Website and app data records
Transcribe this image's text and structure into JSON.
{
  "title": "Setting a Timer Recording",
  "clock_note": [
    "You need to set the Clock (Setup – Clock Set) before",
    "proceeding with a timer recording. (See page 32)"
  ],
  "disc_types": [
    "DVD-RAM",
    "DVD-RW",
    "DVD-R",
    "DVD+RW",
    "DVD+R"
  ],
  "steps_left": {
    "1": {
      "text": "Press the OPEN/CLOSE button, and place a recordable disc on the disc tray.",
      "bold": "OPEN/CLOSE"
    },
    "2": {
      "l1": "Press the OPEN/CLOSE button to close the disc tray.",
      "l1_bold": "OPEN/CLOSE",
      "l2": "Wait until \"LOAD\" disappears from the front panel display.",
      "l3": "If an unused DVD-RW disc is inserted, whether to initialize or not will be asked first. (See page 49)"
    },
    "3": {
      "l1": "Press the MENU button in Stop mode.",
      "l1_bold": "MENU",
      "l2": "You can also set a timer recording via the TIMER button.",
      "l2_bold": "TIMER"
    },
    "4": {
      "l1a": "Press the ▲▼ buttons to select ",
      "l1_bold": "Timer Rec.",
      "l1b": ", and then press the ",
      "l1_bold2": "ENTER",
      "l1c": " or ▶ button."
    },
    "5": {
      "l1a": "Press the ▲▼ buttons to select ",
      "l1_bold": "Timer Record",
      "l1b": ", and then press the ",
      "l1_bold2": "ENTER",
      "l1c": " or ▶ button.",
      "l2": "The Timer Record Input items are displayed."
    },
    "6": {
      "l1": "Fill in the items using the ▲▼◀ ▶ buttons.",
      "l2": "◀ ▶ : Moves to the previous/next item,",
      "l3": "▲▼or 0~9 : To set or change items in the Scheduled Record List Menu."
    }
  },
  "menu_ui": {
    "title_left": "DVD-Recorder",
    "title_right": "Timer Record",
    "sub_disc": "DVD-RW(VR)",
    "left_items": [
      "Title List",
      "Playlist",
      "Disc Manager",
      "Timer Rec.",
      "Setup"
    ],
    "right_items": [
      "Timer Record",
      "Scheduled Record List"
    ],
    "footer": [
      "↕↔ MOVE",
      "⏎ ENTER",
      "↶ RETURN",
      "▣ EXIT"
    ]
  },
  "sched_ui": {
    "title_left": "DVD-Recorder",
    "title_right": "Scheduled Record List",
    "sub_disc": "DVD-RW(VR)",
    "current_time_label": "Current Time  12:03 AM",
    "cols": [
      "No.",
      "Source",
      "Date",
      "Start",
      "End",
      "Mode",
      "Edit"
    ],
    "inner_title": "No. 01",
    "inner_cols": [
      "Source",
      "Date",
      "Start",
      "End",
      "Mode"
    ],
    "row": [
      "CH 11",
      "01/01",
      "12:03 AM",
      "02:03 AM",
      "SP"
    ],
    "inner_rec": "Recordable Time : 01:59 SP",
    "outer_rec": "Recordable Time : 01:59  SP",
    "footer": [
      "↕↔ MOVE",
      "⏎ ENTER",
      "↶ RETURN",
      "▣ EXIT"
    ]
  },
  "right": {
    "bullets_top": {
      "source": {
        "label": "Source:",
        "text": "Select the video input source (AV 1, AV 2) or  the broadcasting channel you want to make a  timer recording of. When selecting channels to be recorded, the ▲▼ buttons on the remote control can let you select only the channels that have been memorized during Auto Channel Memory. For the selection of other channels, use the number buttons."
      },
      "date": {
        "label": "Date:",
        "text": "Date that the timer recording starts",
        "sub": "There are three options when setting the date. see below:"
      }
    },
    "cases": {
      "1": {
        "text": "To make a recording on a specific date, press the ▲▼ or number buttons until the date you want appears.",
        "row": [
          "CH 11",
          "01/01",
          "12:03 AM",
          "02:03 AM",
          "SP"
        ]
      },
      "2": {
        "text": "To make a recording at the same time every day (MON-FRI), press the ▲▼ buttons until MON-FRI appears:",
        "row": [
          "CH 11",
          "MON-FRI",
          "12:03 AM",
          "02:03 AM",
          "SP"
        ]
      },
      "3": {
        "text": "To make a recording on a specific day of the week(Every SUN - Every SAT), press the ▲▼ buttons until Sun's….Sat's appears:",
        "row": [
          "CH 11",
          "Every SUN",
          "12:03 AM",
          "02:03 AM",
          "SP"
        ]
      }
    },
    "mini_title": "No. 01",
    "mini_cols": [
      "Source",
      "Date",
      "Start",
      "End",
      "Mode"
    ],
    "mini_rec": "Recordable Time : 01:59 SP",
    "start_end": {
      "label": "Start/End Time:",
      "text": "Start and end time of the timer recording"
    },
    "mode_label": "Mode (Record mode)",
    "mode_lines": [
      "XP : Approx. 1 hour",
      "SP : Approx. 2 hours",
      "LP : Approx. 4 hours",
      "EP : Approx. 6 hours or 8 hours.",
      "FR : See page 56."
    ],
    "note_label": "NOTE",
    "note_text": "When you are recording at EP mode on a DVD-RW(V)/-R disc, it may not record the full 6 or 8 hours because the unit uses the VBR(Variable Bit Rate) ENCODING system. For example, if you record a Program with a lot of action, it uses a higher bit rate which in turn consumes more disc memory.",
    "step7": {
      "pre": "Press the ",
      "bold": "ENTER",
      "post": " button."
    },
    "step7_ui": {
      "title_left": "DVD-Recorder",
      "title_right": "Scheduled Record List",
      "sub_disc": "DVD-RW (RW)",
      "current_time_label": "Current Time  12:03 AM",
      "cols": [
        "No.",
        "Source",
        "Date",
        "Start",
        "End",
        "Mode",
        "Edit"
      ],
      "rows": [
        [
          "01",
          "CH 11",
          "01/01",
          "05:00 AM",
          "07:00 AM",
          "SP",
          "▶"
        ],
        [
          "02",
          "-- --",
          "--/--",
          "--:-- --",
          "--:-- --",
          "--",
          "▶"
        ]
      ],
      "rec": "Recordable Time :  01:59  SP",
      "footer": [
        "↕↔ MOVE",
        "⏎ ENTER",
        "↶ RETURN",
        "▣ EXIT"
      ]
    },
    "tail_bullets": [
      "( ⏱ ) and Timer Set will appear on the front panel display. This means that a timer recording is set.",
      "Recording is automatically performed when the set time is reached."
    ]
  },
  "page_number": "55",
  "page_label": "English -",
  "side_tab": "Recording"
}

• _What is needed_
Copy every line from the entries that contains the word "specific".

• _Solution for this problem_
        "text": "To make a recording on a specific date, press the ▲▼ or number buttons until the date you want appears.",
        "text": "To make a recording on a specific day of the week(Every SUN - Every SAT), press the ▲▼ buttons until Sun's….Sat's appears:",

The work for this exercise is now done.